Closing out Women’s History Month, the Fifth Annual Bay Area Women’s Leadership Symposium brought together presenters and participates from a diversity of experience, background, and specialties.
Tag: Women’s History Month
There is an exclusive club within the U.S. Coast Guard and Capt. Carola List belongs in it. She’s earned her place as one of only five female captains to hold a command position. List is an accomplished aviator, leader, and pioneer for women everywhere. Her legacy of selfless devotion to her country, her service, and her crew, make her a strong and respected role model for anyone.
Over the course of its nearly 230-year history, women have played a major role in the United States Coast Guard and its predecessor services. Coast Guard women have helped shape the service and pioneered the role of their gender in the federal government and the nation as a whole.
Like a true Coast Guardsman, all Vivien Crea wanted was a fair shake. Throughout her career, Crea earned the respect not only of women in the Coast Guard, but all service members who came to know her. She was a humble member of the long blue line who led the way for women int he Coast Guard and America’s armed services.
Moore is officially credited with saving 21 lives while keeping the light on Fayerweather Island. “I wish it had been double that number,” said Moore about her rescues.
Since the late 1940s women have been serving and defending our nation with great pride, honor and valor.

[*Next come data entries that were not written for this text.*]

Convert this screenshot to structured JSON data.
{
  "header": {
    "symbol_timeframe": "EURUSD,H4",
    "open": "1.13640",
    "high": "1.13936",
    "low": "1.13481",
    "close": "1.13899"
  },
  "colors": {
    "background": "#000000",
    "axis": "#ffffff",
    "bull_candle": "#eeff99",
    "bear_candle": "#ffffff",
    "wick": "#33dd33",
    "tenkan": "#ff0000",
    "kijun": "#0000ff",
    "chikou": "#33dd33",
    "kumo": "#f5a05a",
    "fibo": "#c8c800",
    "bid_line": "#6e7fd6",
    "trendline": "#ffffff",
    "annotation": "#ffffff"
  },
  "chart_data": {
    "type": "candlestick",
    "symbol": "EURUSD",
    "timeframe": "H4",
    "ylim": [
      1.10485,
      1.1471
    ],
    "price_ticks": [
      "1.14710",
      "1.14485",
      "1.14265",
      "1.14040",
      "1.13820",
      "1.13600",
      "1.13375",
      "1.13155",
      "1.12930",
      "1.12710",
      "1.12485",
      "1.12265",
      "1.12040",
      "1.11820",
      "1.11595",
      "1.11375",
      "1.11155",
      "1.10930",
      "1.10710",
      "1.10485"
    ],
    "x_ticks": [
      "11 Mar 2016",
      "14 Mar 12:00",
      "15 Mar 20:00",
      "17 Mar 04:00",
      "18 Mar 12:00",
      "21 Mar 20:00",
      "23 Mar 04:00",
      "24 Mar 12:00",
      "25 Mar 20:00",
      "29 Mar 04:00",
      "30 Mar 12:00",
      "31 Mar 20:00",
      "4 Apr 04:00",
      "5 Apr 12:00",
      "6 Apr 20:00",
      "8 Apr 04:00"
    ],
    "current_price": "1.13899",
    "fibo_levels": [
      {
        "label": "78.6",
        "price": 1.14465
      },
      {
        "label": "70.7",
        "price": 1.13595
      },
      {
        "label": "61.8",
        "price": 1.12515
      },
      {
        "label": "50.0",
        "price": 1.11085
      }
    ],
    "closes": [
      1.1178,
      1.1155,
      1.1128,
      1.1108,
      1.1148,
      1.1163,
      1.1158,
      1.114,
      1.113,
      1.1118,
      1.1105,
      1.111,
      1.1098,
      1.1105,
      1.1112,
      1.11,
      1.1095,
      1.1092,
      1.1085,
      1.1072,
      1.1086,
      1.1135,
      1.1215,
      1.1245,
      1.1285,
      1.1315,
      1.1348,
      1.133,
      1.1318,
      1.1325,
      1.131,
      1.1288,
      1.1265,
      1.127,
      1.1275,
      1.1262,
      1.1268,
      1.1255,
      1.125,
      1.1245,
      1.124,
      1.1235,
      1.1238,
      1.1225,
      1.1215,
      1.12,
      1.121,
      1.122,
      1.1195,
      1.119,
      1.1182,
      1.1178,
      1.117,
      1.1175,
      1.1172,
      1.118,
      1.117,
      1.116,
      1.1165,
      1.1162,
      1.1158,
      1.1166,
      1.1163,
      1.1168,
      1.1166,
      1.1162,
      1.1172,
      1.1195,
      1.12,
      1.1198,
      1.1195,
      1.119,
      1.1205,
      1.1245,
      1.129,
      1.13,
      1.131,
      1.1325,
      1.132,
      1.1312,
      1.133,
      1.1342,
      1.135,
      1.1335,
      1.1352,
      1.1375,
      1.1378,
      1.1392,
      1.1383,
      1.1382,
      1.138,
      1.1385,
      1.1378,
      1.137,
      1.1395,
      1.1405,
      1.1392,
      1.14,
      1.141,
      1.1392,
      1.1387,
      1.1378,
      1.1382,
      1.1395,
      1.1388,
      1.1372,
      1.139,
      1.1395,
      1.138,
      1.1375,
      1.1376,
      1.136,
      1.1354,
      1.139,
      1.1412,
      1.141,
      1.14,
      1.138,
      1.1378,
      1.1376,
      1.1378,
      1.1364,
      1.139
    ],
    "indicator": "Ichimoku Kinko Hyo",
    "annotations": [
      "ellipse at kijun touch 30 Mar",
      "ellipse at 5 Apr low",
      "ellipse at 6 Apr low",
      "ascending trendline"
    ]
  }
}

Ida Lewis, keeper of the Lime Rock Light, was credited with saving 18 lives, though it may have been as high as 36. Army Spc. Monica Lin Brown, a healthcare specialist, became the first female during the war in Afghanistan and only the second female since World War II to receive the Silver Star Medal, the United States’ third-highest medal for valor.
Family history can determine many things, and for Chief Petty Officer Tina Claflin, it wasn’t much of a surprise it guided her career path.

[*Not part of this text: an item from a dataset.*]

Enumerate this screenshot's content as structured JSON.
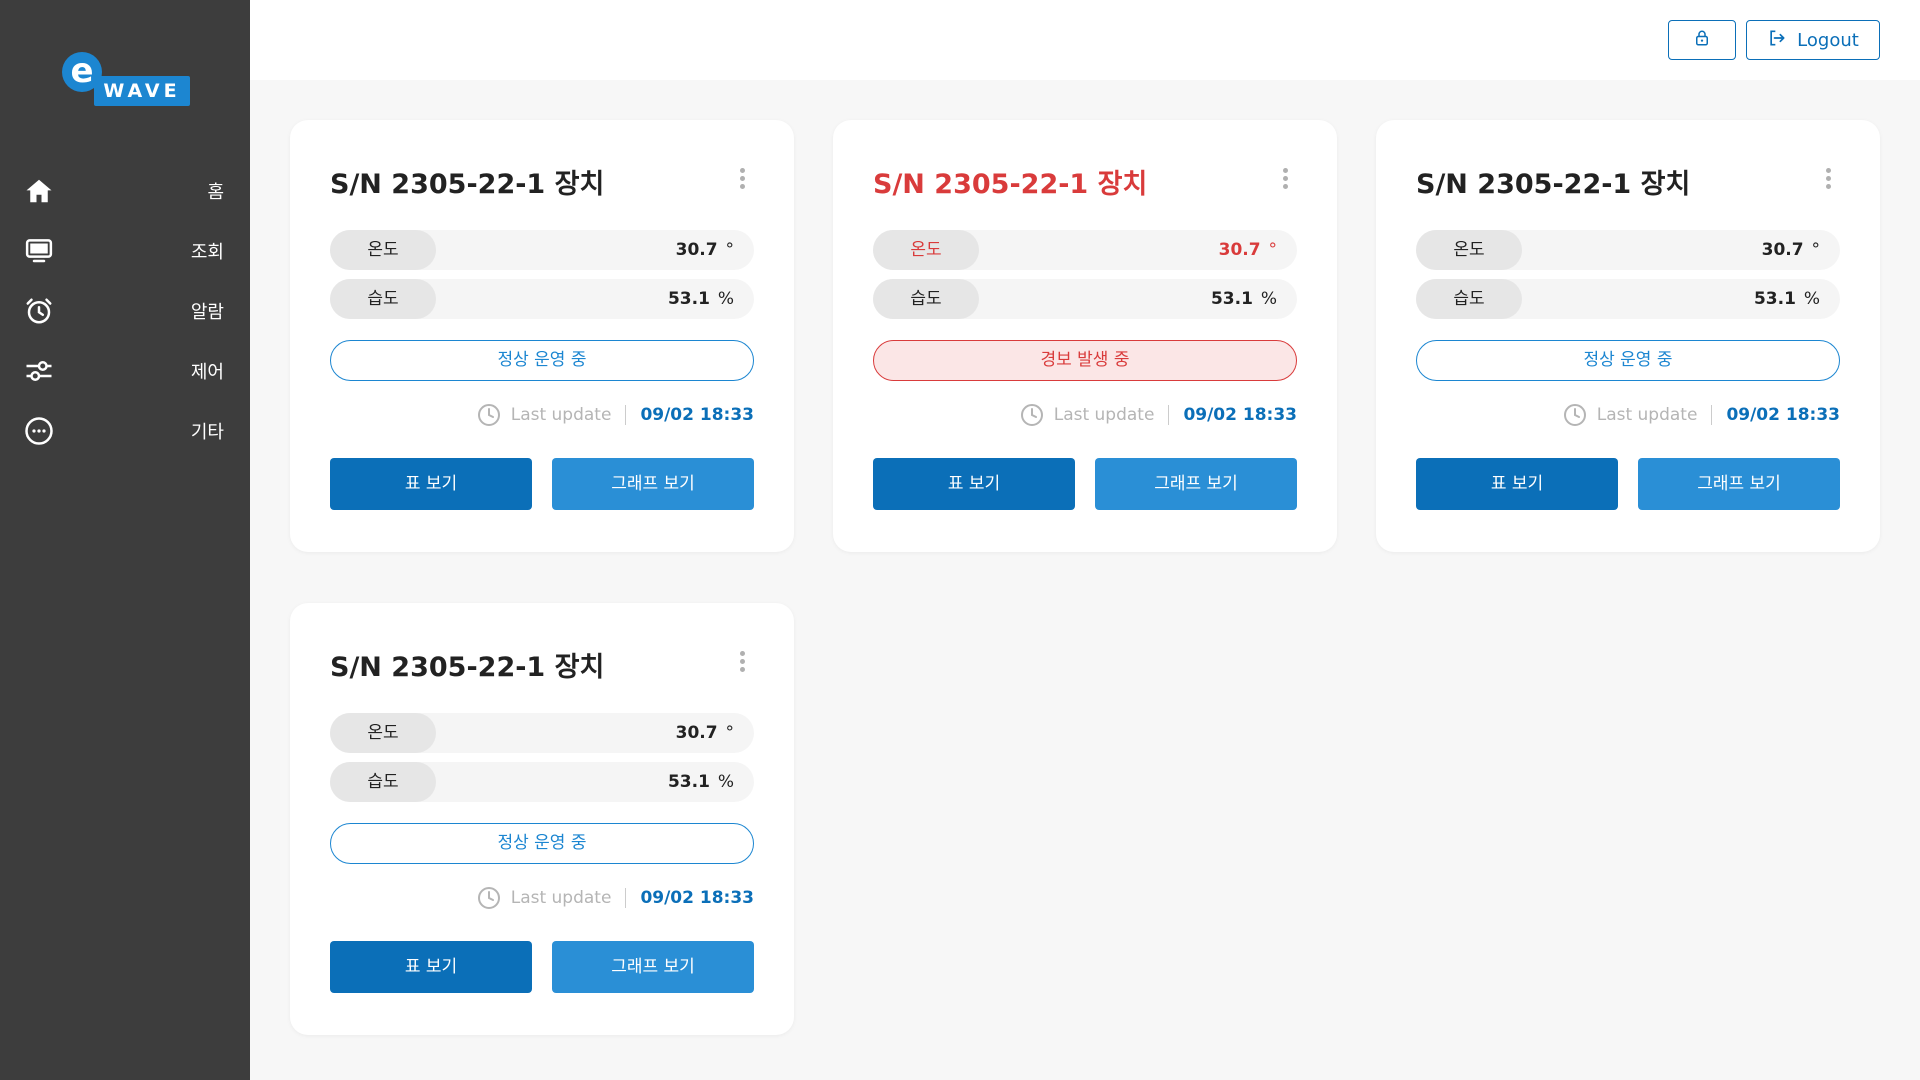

2013 marked an unprecedented year in Coast Guard aviation with four of its 28 aviation units commanded by women. Prior to these assignments, the service had, at most, only one female aviator in command at a time. The first was retired Vice Adm. Vivien Crea who assumed command of Air Station Detroit in 1992. Following the trail blazed by Crea, the women who fill these roles today are as diverse as the aircraft they fly and the missions their units execute every day.
“To me, it’s more meaningful than just working to earn a paycheck. I think our service still attracts and keeps people that have an underlying level of character. I remain amazed that I can sit in what seems to be a normal meeting, and then learn on break that the person sitting next to me rescued several people’s lives at sea. That sort of work takes discipline, character and courage. I like serving with those types of people.”